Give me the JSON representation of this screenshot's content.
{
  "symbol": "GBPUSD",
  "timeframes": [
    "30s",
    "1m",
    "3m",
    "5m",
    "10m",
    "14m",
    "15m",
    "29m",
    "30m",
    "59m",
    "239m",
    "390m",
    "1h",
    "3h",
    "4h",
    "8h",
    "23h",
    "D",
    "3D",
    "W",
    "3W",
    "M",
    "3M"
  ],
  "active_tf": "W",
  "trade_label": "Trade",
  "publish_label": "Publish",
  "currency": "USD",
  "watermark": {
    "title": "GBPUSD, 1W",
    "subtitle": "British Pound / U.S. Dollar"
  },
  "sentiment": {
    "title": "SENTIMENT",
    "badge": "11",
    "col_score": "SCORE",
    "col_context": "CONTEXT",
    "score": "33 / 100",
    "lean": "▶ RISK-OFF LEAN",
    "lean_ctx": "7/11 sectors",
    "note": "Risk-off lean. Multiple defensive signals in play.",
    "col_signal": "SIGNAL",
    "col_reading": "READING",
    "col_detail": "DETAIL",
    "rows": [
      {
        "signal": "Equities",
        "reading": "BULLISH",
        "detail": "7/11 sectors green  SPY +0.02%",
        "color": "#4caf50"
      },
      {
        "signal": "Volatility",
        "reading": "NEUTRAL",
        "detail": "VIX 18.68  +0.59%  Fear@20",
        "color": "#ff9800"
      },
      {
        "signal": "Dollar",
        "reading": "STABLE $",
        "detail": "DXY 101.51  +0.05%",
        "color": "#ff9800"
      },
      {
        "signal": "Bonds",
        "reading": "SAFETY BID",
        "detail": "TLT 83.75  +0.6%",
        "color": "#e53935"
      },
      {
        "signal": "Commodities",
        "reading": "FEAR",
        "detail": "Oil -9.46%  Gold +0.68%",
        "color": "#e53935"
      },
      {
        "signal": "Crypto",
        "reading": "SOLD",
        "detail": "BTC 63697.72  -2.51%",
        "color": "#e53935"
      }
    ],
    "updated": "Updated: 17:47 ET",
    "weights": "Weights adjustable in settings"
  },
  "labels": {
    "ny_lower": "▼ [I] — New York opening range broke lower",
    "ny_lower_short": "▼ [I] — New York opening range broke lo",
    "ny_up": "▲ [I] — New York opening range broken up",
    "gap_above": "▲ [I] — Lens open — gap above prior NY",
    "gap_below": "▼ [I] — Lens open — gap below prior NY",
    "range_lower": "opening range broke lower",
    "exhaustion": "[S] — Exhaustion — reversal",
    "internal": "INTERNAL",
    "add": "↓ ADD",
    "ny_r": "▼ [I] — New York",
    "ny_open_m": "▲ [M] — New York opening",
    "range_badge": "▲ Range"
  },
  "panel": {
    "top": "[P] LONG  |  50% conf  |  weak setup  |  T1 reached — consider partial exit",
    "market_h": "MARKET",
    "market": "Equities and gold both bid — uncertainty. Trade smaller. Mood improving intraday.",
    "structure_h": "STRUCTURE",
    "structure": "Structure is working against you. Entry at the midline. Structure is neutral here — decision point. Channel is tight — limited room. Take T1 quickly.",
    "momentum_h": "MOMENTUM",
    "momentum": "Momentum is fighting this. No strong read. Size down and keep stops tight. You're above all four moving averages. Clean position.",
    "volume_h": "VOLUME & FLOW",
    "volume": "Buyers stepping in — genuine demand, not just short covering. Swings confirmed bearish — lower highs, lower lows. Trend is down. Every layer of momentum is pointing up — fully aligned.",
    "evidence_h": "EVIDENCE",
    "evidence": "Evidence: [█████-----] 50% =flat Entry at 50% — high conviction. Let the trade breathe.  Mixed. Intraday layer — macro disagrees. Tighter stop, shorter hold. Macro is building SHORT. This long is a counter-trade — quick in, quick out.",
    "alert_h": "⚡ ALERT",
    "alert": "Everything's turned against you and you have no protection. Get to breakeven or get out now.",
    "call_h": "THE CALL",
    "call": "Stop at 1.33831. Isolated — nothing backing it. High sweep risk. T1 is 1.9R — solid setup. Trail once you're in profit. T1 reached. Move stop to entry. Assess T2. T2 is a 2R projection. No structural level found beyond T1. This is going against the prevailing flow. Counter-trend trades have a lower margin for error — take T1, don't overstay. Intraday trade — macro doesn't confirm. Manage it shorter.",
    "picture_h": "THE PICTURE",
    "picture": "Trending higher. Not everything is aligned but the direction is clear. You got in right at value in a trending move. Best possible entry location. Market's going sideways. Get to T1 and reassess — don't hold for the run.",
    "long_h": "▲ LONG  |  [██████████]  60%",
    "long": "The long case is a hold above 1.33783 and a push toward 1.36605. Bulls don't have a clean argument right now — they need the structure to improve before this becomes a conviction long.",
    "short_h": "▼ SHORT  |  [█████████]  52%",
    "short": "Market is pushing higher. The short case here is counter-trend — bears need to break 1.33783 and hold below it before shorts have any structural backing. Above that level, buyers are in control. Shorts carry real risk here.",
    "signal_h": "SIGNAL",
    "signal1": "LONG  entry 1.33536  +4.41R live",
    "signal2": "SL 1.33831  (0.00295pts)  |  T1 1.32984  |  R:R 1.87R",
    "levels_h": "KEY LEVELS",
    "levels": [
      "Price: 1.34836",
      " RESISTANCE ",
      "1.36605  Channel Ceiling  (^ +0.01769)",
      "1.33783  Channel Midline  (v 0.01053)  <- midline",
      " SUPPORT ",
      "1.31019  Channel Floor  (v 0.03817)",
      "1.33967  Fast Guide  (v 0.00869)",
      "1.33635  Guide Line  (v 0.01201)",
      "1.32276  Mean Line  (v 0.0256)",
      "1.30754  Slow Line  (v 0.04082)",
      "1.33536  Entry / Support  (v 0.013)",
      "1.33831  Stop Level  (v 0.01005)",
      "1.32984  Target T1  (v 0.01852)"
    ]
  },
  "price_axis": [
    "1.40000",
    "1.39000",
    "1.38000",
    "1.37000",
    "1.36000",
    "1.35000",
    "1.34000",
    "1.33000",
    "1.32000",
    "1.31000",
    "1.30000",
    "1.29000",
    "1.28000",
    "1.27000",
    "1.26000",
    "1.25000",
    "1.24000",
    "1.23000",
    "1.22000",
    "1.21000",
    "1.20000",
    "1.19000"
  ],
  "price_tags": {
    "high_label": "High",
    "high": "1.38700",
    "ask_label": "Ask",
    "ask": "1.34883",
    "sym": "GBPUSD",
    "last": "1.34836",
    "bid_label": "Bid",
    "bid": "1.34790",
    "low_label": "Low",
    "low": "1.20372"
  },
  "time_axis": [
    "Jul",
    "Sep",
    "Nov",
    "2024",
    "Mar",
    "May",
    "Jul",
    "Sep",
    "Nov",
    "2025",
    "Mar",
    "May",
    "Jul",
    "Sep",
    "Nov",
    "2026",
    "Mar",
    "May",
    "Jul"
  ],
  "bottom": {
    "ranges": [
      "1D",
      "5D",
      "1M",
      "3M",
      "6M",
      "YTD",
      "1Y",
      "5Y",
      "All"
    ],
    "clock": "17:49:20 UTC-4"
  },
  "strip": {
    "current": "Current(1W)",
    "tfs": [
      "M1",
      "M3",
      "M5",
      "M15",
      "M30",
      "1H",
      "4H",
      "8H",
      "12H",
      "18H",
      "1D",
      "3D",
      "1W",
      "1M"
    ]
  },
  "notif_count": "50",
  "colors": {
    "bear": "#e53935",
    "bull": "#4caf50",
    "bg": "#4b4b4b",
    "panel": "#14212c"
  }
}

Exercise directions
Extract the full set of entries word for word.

Final answer
Give me the JSON representation of this screenshot's content.
{
  "symbol": "GBPUSD",
  "timeframes": [
    "30s",
    "1m",
    "3m",
    "5m",
    "10m",
    "14m",
    "15m",
    "29m",
    "30m",
    "59m",
    "239m",
    "390m",
    "1h",
    "3h",
    "4h",
    "8h",
    "23h",
    "D",
    "3D",
    "W",
    "3W",
    "M",
    "3M"
  ],
  "active_tf": "W",
  "trade_label": "Trade",
  "publish_label": "Publish",
  "currency": "USD",
  "watermark": {
    "title": "GBPUSD, 1W",
    "subtitle": "British Pound / U.S. Dollar"
  },
  "sentiment": {
    "title": "SENTIMENT",
    "badge": "11",
    "col_score": "SCORE",
    "col_context": "CONTEXT",
    "score": "33 / 100",
    "lean": "▶ RISK-OFF LEAN",
    "lean_ctx": "7/11 sectors",
    "note": "Risk-off lean. Multiple defensive signals in play.",
    "col_signal": "SIGNAL",
    "col_reading": "READING",
    "col_detail": "DETAIL",
    "rows": [
      {
        "signal": "Equities",
        "reading": "BULLISH",
        "detail": "7/11 sectors green  SPY +0.02%",
        "color": "#4caf50"
      },
      {
        "signal": "Volatility",
        "reading": "NEUTRAL",
        "detail": "VIX 18.68  +0.59%  Fear@20",
        "color": "#ff9800"
      },
      {
        "signal": "Dollar",
        "reading": "STABLE $",
        "detail": "DXY 101.51  +0.05%",
        "color": "#ff9800"
      },
      {
        "signal": "Bonds",
        "reading": "SAFETY BID",
        "detail": "TLT 83.75  +0.6%",
        "color": "#e53935"
      },
      {
        "signal": "Commodities",
        "reading": "FEAR",
        "detail": "Oil -9.46%  Gold +0.68%",
        "color": "#e53935"
      },
      {
        "signal": "Crypto",
        "reading": "SOLD",
        "detail": "BTC 63697.72  -2.51%",
        "color": "#e53935"
      }
    ],
    "updated": "Updated: 17:47 ET",
    "weights": "Weights adjustable in settings"
  },
  "labels": {
    "ny_lower": "▼ [I] — New York opening range broke lower",
    "ny_lower_short": "▼ [I] — New York opening range broke lo",
    "ny_up": "▲ [I] — New York opening range broken up",
    "gap_above": "▲ [I] — Lens open — gap above prior NY",
    "gap_below": "▼ [I] — Lens open — gap below prior NY",
    "range_lower": "opening range broke lower",
    "exhaustion": "[S] — Exhaustion — reversal",
    "internal": "INTERNAL",
    "add": "↓ ADD",
    "ny_r": "▼ [I] — New York",
    "ny_open_m": "▲ [M] — New York opening",
    "range_badge": "▲ Range"
  },
  "panel": {
    "top": "[P] LONG  |  50% conf  |  weak setup  |  T1 reached — consider partial exit",
    "market_h": "MARKET",
    "market": "Equities and gold both bid — uncertainty. Trade smaller. Mood improving intraday.",
    "structure_h": "STRUCTURE",
    "structure": "Structure is working against you. Entry at the midline. Structure is neutral here — decision point. Channel is tight — limited room. Take T1 quickly.",
    "momentum_h": "MOMENTUM",
    "momentum": "Momentum is fighting this. No strong read. Size down and keep stops tight. You're above all four moving averages. Clean position.",
    "volume_h": "VOLUME & FLOW",
    "volume": "Buyers stepping in — genuine demand, not just short covering. Swings confirmed bearish — lower highs, lower lows. Trend is down. Every layer of momentum is pointing up — fully aligned.",
    "evidence_h": "EVIDENCE",
    "evidence": "Evidence: [█████-----] 50% =flat Entry at 50% — high conviction. Let the trade breathe.  Mixed. Intraday layer — macro disagrees. Tighter stop, shorter hold. Macro is building SHORT. This long is a counter-trade — quick in, quick out.",
    "alert_h": "⚡ ALERT",
    "alert": "Everything's turned against you and you have no protection. Get to breakeven or get out now.",
    "call_h": "THE CALL",
    "call": "Stop at 1.33831. Isolated — nothing backing it. High sweep risk. T1 is 1.9R — solid setup. Trail once you're in profit. T1 reached. Move stop to entry. Assess T2. T2 is a 2R projection. No structural level found beyond T1. This is going against the prevailing flow. Counter-trend trades have a lower margin for error — take T1, don't overstay. Intraday trade — macro doesn't confirm. Manage it shorter.",
    "picture_h": "THE PICTURE",
    "picture": "Trending higher. Not everything is aligned but the direction is clear. You got in right at value in a trending move. Best possible entry location. Market's going sideways. Get to T1 and reassess — don't hold for the run.",
    "long_h": "▲ LONG  |  [██████████]  60%",
    "long": "The long case is a hold above 1.33783 and a push toward 1.36605. Bulls don't have a clean argument right now — they need the structure to improve before this becomes a conviction long.",
    "short_h": "▼ SHORT  |  [█████████]  52%",
    "short": "Market is pushing higher. The short case here is counter-trend — bears need to break 1.33783 and hold below it before shorts have any structural backing. Above that level, buyers are in control. Shorts carry real risk here.",
    "signal_h": "SIGNAL",
    "signal1": "LONG  entry 1.33536  +4.41R live",
    "signal2": "SL 1.33831  (0.00295pts)  |  T1 1.32984  |  R:R 1.87R",
    "levels_h": "KEY LEVELS",
    "levels": [
      "Price: 1.34836",
      " RESISTANCE ",
      "1.36605  Channel Ceiling  (^ +0.01769)",
      "1.33783  Channel Midline  (v 0.01053)  <- midline",
      " SUPPORT ",
      "1.31019  Channel Floor  (v 0.03817)",
      "1.33967  Fast Guide  (v 0.00869)",
      "1.33635  Guide Line  (v 0.01201)",
      "1.32276  Mean Line  (v 0.0256)",
      "1.30754  Slow Line  (v 0.04082)",
      "1.33536  Entry / Support  (v 0.013)",
      "1.33831  Stop Level  (v 0.01005)",
      "1.32984  Target T1  (v 0.01852)"
    ]
  },
  "price_axis": [
    "1.40000",
    "1.39000",
    "1.38000",
    "1.37000",
    "1.36000",
    "1.35000",
    "1.34000",
    "1.33000",
    "1.32000",
    "1.31000",
    "1.30000",
    "1.29000",
    "1.28000",
    "1.27000",
    "1.26000",
    "1.25000",
    "1.24000",
    "1.23000",
    "1.22000",
    "1.21000",
    "1.20000",
    "1.19000"
  ],
  "price_tags": {
    "high_label": "High",
    "high": "1.38700",
    "ask_label": "Ask",
    "ask": "1.34883",
    "sym": "GBPUSD",
    "last": "1.34836",
    "bid_label": "Bid",
    "bid": "1.34790",
    "low_label": "Low",
    "low": "1.20372"
  },
  "time_axis": [
    "Jul",
    "Sep",
    "Nov",
    "2024",
    "Mar",
    "May",
    "Jul",
    "Sep",
    "Nov",
    "2025",
    "Mar",
    "May",
    "Jul",
    "Sep",
    "Nov",
    "2026",
    "Mar",
    "May",
    "Jul"
  ],
  "bottom": {
    "ranges": [
      "1D",
      "5D",
      "1M",
      "3M",
      "6M",
      "YTD",
      "1Y",
      "5Y",
      "All"
    ],
    "clock": "17:49:20 UTC-4"
  },
  "strip": {
    "current": "Current(1W)",
    "tfs": [
      "M1",
      "M3",
      "M5",
      "M15",
      "M30",
      "1H",
      "4H",
      "8H",
      "12H",
      "18H",
      "1D",
      "3D",
      "1W",
      "1M"
    ]
  },
  "notif_count": "50",
  "colors": {
    "bear": "#e53935",
    "bull": "#4caf50",
    "bg": "#4b4b4b",
    "panel": "#14212c"
  }
}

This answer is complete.